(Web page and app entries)
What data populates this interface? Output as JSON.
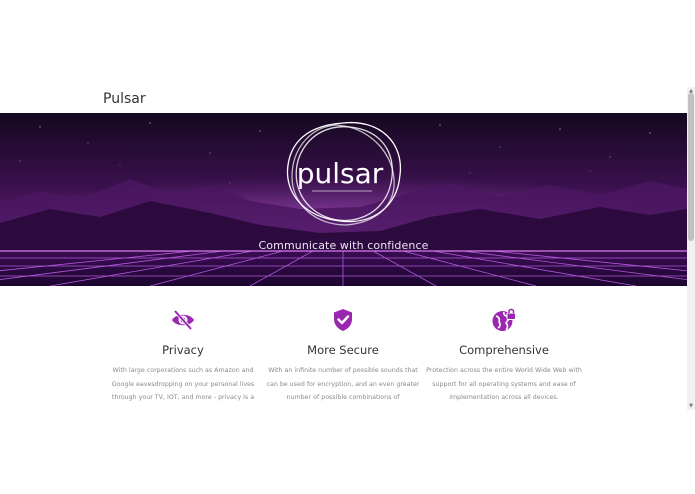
{
  "page": {
    "title": "Pulsar"
  },
  "hero": {
    "logo_text": "pulsar",
    "tagline": "Communicate with confidence",
    "colors": {
      "sky_top": "#1a0b2a",
      "sky_mid": "#5a1a6e",
      "horizon": "#b04fd0",
      "grid": "#d46bff"
    }
  },
  "features": [
    {
      "icon": "eye-slash-icon",
      "title": "Privacy",
      "text": "With large corporations such as Amazon and Google eavesdropping on your personal lives through your TV, IOT, and more - privacy is a"
    },
    {
      "icon": "shield-check-icon",
      "title": "More Secure",
      "text": "With an infinite number of possible sounds that can be used for encryption, and an even greater number of possible combinations of"
    },
    {
      "icon": "globe-lock-icon",
      "title": "Comprehensive",
      "text": "Protection across the entire World Wide Web with support for all operating systems and ease of implementation across all devices."
    }
  ],
  "accent_color": "#9b27b0"
}
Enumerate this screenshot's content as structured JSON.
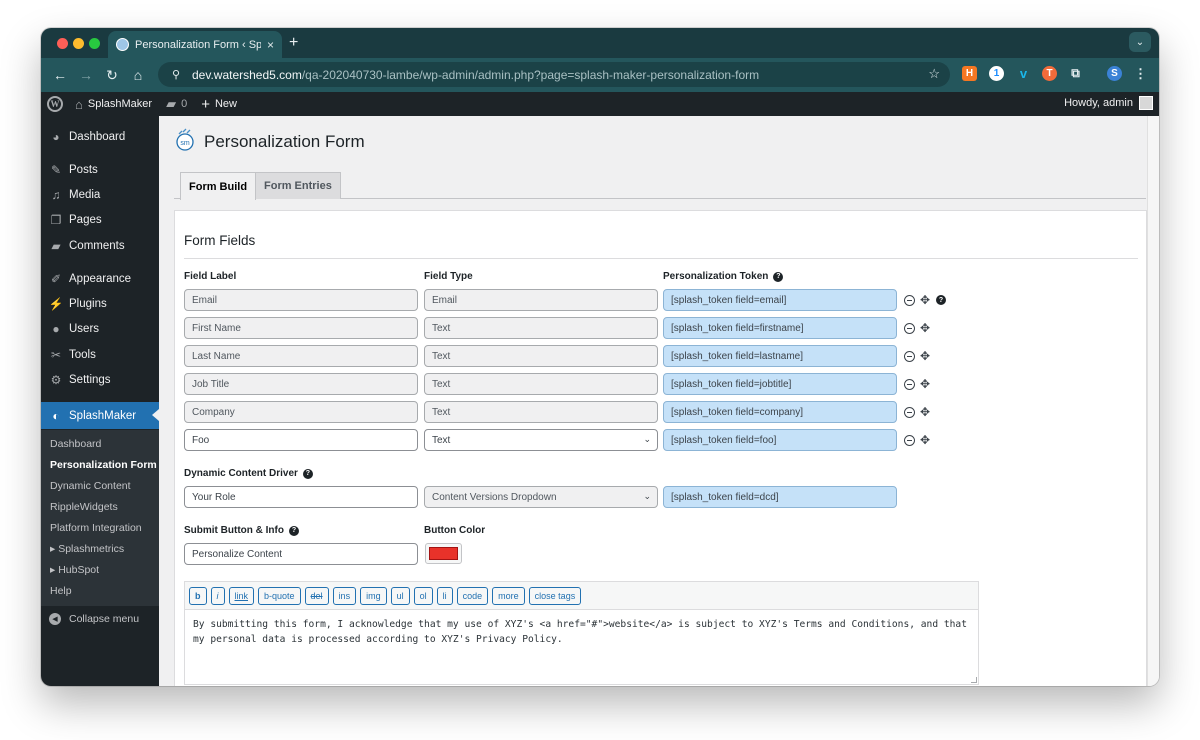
{
  "browser": {
    "tab_title": "Personalization Form ‹ Splash",
    "tab_close": "×",
    "new_tab": "+",
    "tab_menu": "⌄",
    "url_host": "dev.watershed5.com",
    "url_path": "/qa-202040730-lambe/wp-admin/admin.php?page=splash-maker-personalization-form",
    "nav": {
      "back": "←",
      "forward": "→",
      "reload": "↻",
      "home": "⌂"
    },
    "star": "☆",
    "extensions": [
      {
        "name": "hubspot-extension",
        "glyph": "H",
        "color": "#f57722"
      },
      {
        "name": "1password-extension",
        "glyph": "1",
        "color": "#1a8cff"
      },
      {
        "name": "vimeo-extension",
        "glyph": "v",
        "color": "#1ab7ea"
      },
      {
        "name": "t-extension",
        "glyph": "T",
        "color": "#f26b3a"
      },
      {
        "name": "puzzle-extension",
        "glyph": "⧉",
        "color": "#e5eef0"
      }
    ],
    "profile_initial": "S",
    "menu_glyph": "⋮"
  },
  "adminbar": {
    "site_name": "SplashMaker",
    "comments_count": "0",
    "new_label": "New",
    "howdy": "Howdy, admin"
  },
  "sidebar": {
    "items": [
      {
        "label": "Dashboard",
        "icon": "◕"
      },
      {
        "label": "Posts",
        "icon": "✎"
      },
      {
        "label": "Media",
        "icon": "♫"
      },
      {
        "label": "Pages",
        "icon": "❐"
      },
      {
        "label": "Comments",
        "icon": "▰"
      },
      {
        "label": "Appearance",
        "icon": "✐"
      },
      {
        "label": "Plugins",
        "icon": "⚡"
      },
      {
        "label": "Users",
        "icon": "●"
      },
      {
        "label": "Tools",
        "icon": "✂"
      },
      {
        "label": "Settings",
        "icon": "⚙"
      },
      {
        "label": "SplashMaker",
        "icon": "◐"
      }
    ],
    "submenu": [
      "Dashboard",
      "Personalization Form",
      "Dynamic Content",
      "RippleWidgets",
      "Platform Integration",
      "▸ Splashmetrics",
      "▸ HubSpot",
      "Help"
    ],
    "collapse_label": "Collapse menu"
  },
  "page": {
    "title": "Personalization Form",
    "tabs": [
      {
        "label": "Form Build",
        "active": true
      },
      {
        "label": "Form Entries",
        "active": false
      }
    ],
    "section_title": "Form Fields",
    "columns": {
      "field_label": "Field Label",
      "field_type": "Field Type",
      "token": "Personalization Token"
    },
    "rows": [
      {
        "label": "Email",
        "type": "Email",
        "token": "[splash_token field=email]",
        "editable": false
      },
      {
        "label": "First Name",
        "type": "Text",
        "token": "[splash_token field=firstname]",
        "editable": false
      },
      {
        "label": "Last Name",
        "type": "Text",
        "token": "[splash_token field=lastname]",
        "editable": false
      },
      {
        "label": "Job Title",
        "type": "Text",
        "token": "[splash_token field=jobtitle]",
        "editable": false
      },
      {
        "label": "Company",
        "type": "Text",
        "token": "[splash_token field=company]",
        "editable": false
      },
      {
        "label": "Foo",
        "type": "Text",
        "token": "[splash_token field=foo]",
        "editable": true
      }
    ],
    "dcd": {
      "heading": "Dynamic Content Driver",
      "label_value": "Your Role",
      "type_value": "Content Versions Dropdown",
      "token": "[splash_token field=dcd]"
    },
    "submit": {
      "heading": "Submit Button & Info",
      "color_heading": "Button Color",
      "label_value": "Personalize Content",
      "button_color": "#e8322a"
    },
    "quicktags": [
      "b",
      "i",
      "link",
      "b-quote",
      "del",
      "ins",
      "img",
      "ul",
      "ol",
      "li",
      "code",
      "more",
      "close tags"
    ],
    "editor_text": "By submitting this form, I acknowledge that my use of XYZ's <a href=\"#\">website</a> is subject to XYZ's Terms and Conditions, and that\nmy personal data is processed according to XYZ's Privacy Policy."
  },
  "colors": {
    "accent": "#2271b1",
    "token_bg": "#c5e1f8",
    "browser_chrome": "#24565c"
  }
}
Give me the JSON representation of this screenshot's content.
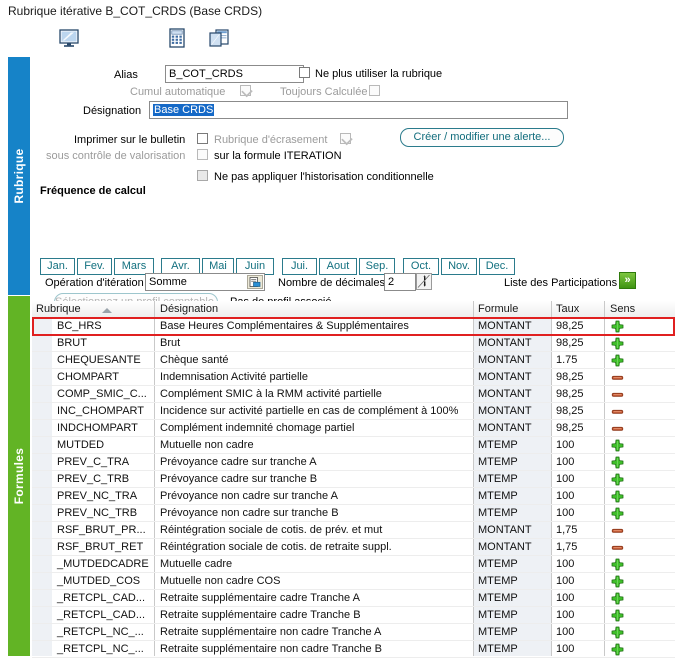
{
  "window": {
    "title": "Rubrique itérative B_COT_CRDS (Base CRDS)"
  },
  "toolbar": {
    "buttons": [
      {
        "name": "monitor-icon",
        "tooltip": "Aperçu"
      },
      {
        "name": "calculator-icon",
        "tooltip": "Calculatrice"
      },
      {
        "name": "cascade-windows-icon",
        "tooltip": "Fenêtres"
      }
    ]
  },
  "side_tabs": [
    {
      "label": "Rubrique",
      "color": "#1683c8"
    },
    {
      "label": "Formules",
      "color": "#62b425"
    }
  ],
  "form": {
    "alias_label": "Alias",
    "alias_value": "B_COT_CRDS",
    "cumul_label": "Cumul automatique",
    "cumul_checked": true,
    "toujours_calculee_label": "Toujours Calculée",
    "toujours_calculee_checked": false,
    "ne_plus_utiliser_label": "Ne plus utiliser la rubrique",
    "ne_plus_utiliser_checked": false,
    "designation_label": "Désignation",
    "designation_value": "Base CRDS",
    "imprimer_label": "Imprimer sur le bulletin",
    "sous_controle_label": "sous contrôle de valorisation",
    "rubrique_ecrasement_label": "Rubrique d'écrasement",
    "rubrique_ecrasement_checked": false,
    "ecrasement_side_checked": true,
    "formule_iteration_label": "sur la formule ITERATION",
    "formule_iteration_checked": false,
    "historisation_label": "Ne pas appliquer l'historisation conditionnelle",
    "historisation_checked": false,
    "alerte_button": "Créer / modifier une alerte..."
  },
  "frequence": {
    "title": "Fréquence de calcul",
    "months": [
      "Jan.",
      "Fev.",
      "Mars",
      "Avr.",
      "Mai",
      "Juin",
      "Jui.",
      "Aout",
      "Sep.",
      "Oct.",
      "Nov.",
      "Dec."
    ]
  },
  "profil": {
    "select_button": "Sélectionnez un profil comptable...",
    "status": "Pas de profil associé."
  },
  "iteration": {
    "operation_label": "Opération d'itération",
    "operation_value": "Somme",
    "decimales_label": "Nombre de décimales",
    "decimales_value": "2",
    "participations_label": "Liste des Participations",
    "participations_icon": "»"
  },
  "grid": {
    "columns": [
      "Rubrique",
      "Désignation",
      "Formule",
      "Taux",
      "Sens"
    ],
    "sort_column": "Rubrique",
    "sort_direction": "asc",
    "highlighted_row_index": 0,
    "rows": [
      {
        "rubrique": "BC_HRS",
        "designation": "Base Heures Complémentaires & Supplémentaires",
        "formule": "MONTANT",
        "taux": "98,25",
        "sens": "plus"
      },
      {
        "rubrique": "BRUT",
        "designation": "Brut",
        "formule": "MONTANT",
        "taux": "98,25",
        "sens": "plus"
      },
      {
        "rubrique": "CHEQUESANTE",
        "designation": "Chèque santé",
        "formule": "MONTANT",
        "taux": "1.75",
        "sens": "plus"
      },
      {
        "rubrique": "CHOMPART",
        "designation": "Indemnisation Activité partielle",
        "formule": "MONTANT",
        "taux": "98,25",
        "sens": "minus"
      },
      {
        "rubrique": "COMP_SMIC_C...",
        "designation": "Complément SMIC à la RMM activité partielle",
        "formule": "MONTANT",
        "taux": "98,25",
        "sens": "minus"
      },
      {
        "rubrique": "INC_CHOMPART",
        "designation": "Incidence sur activité partielle en cas de complément à 100%",
        "formule": "MONTANT",
        "taux": "98,25",
        "sens": "minus"
      },
      {
        "rubrique": "INDCHOMPART",
        "designation": "Complément indemnité chomage partiel",
        "formule": "MONTANT",
        "taux": "98,25",
        "sens": "minus"
      },
      {
        "rubrique": "MUTDED",
        "designation": "Mutuelle non cadre",
        "formule": "MTEMP",
        "taux": "100",
        "sens": "plus"
      },
      {
        "rubrique": "PREV_C_TRA",
        "designation": "Prévoyance cadre sur tranche A",
        "formule": "MTEMP",
        "taux": "100",
        "sens": "plus"
      },
      {
        "rubrique": "PREV_C_TRB",
        "designation": "Prévoyance cadre sur tranche B",
        "formule": "MTEMP",
        "taux": "100",
        "sens": "plus"
      },
      {
        "rubrique": "PREV_NC_TRA",
        "designation": "Prévoyance non cadre sur tranche A",
        "formule": "MTEMP",
        "taux": "100",
        "sens": "plus"
      },
      {
        "rubrique": "PREV_NC_TRB",
        "designation": "Prévoyance non cadre sur tranche B",
        "formule": "MTEMP",
        "taux": "100",
        "sens": "plus"
      },
      {
        "rubrique": "RSF_BRUT_PR...",
        "designation": "Réintégration sociale de cotis. de prév. et mut",
        "formule": "MONTANT",
        "taux": "1,75",
        "sens": "minus"
      },
      {
        "rubrique": "RSF_BRUT_RET",
        "designation": "Réintégration sociale de cotis. de retraite suppl.",
        "formule": "MONTANT",
        "taux": "1,75",
        "sens": "minus"
      },
      {
        "rubrique": "_MUTDEDCADRE",
        "designation": "Mutuelle cadre",
        "formule": "MTEMP",
        "taux": "100",
        "sens": "plus"
      },
      {
        "rubrique": "_MUTDED_COS",
        "designation": "Mutuelle non cadre COS",
        "formule": "MTEMP",
        "taux": "100",
        "sens": "plus"
      },
      {
        "rubrique": "_RETCPL_CAD...",
        "designation": "Retraite supplémentaire cadre Tranche A",
        "formule": "MTEMP",
        "taux": "100",
        "sens": "plus"
      },
      {
        "rubrique": "_RETCPL_CAD...",
        "designation": "Retraite supplémentaire cadre Tranche B",
        "formule": "MTEMP",
        "taux": "100",
        "sens": "plus"
      },
      {
        "rubrique": "_RETCPL_NC_...",
        "designation": "Retraite supplémentaire non cadre Tranche A",
        "formule": "MTEMP",
        "taux": "100",
        "sens": "plus"
      },
      {
        "rubrique": "_RETCPL_NC_...",
        "designation": "Retraite supplémentaire non cadre Tranche B",
        "formule": "MTEMP",
        "taux": "100",
        "sens": "plus"
      }
    ]
  },
  "colors": {
    "tab_blue": "#1683c8",
    "tab_green": "#62b425",
    "accent_teal": "#12707f",
    "highlight_red": "#e02020",
    "selection_blue": "#1569c7",
    "plus_green": "#2f9e1e",
    "minus_red": "#b5442b"
  }
}
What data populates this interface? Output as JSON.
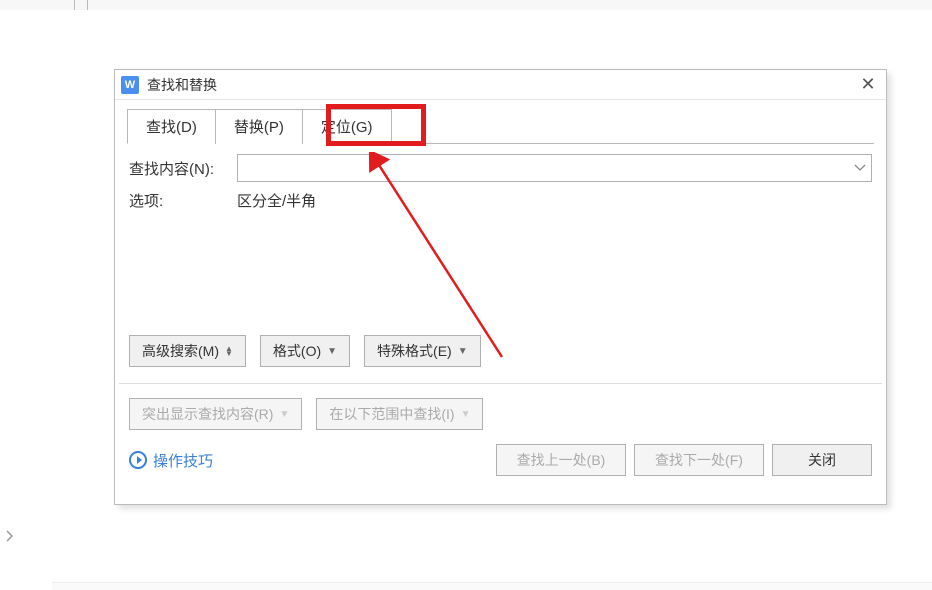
{
  "dialog": {
    "title": "查找和替换",
    "tabs": {
      "find": "查找(D)",
      "replace": "替换(P)",
      "goto": "定位(G)"
    },
    "form": {
      "find_label": "查找内容(N):",
      "find_value": "",
      "options_label": "选项:",
      "options_value": "区分全/半角"
    },
    "buttons": {
      "advanced": "高级搜索(M)",
      "format": "格式(O)",
      "special": "特殊格式(E)",
      "highlight": "突出显示查找内容(R)",
      "search_in": "在以下范围中查找(I)"
    },
    "footer": {
      "help": "操作技巧",
      "find_prev": "查找上一处(B)",
      "find_next": "查找下一处(F)",
      "close": "关闭"
    }
  },
  "annotation": {
    "highlight_color": "#e21c1c"
  }
}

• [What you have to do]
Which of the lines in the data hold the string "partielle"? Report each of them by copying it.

• [Task solution]
        "designation": "Indemnisation Activité partielle",
        "designation": "Complément SMIC à la RMM activité partielle",
        "designation": "Incidence sur activité partielle en cas de complément à 100%",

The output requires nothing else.